> [Data provided]
──────────────────────────────
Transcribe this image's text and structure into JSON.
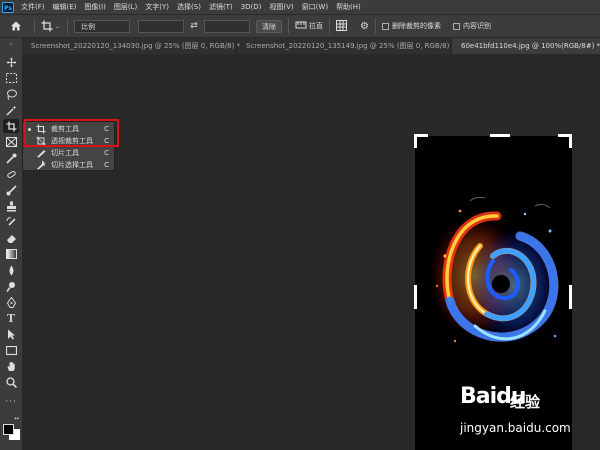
{
  "app": {
    "logo_text": "Ps"
  },
  "menu": [
    "文件(F)",
    "编辑(E)",
    "图像(I)",
    "图层(L)",
    "文字(Y)",
    "选择(S)",
    "滤镜(T)",
    "3D(D)",
    "视图(V)",
    "窗口(W)",
    "帮助(H)"
  ],
  "options": {
    "ratio_label": "比例",
    "clear_label": "清除",
    "straighten_label": "拉直",
    "delete_cropped_label": "删除裁剪的像素",
    "content_aware_label": "内容识别"
  },
  "tabs": [
    {
      "label": "Screenshot_20220120_134030.jpg @ 25% (图层 0, RGB/8) *"
    },
    {
      "label": "Screenshot_20220120_135149.jpg @ 25% (图层 0, RGB/8) *"
    },
    {
      "label": "60e41bfd110e4.jpg @ 100%(RGB/8#) *"
    }
  ],
  "flyout": {
    "items": [
      {
        "label": "裁剪工具",
        "key": "C",
        "icon": "crop-icon",
        "selected": true
      },
      {
        "label": "透视裁剪工具",
        "key": "C",
        "icon": "perspective-crop-icon",
        "selected": false
      },
      {
        "label": "切片工具",
        "key": "C",
        "icon": "slice-icon",
        "selected": false
      },
      {
        "label": "切片选择工具",
        "key": "C",
        "icon": "slice-select-icon",
        "selected": false
      }
    ]
  },
  "watermark": {
    "logo": "Baidu",
    "text": "经验",
    "url": "jingyan.baidu.com"
  },
  "colors": {
    "highlight": "#d8101a",
    "foreground": "#000000",
    "background": "#ffffff"
  }
}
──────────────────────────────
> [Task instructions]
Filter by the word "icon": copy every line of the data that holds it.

> [Response]
        "icon": "crop-icon",
        "icon": "perspective-crop-icon",
        "icon": "slice-icon",
        "icon": "slice-select-icon",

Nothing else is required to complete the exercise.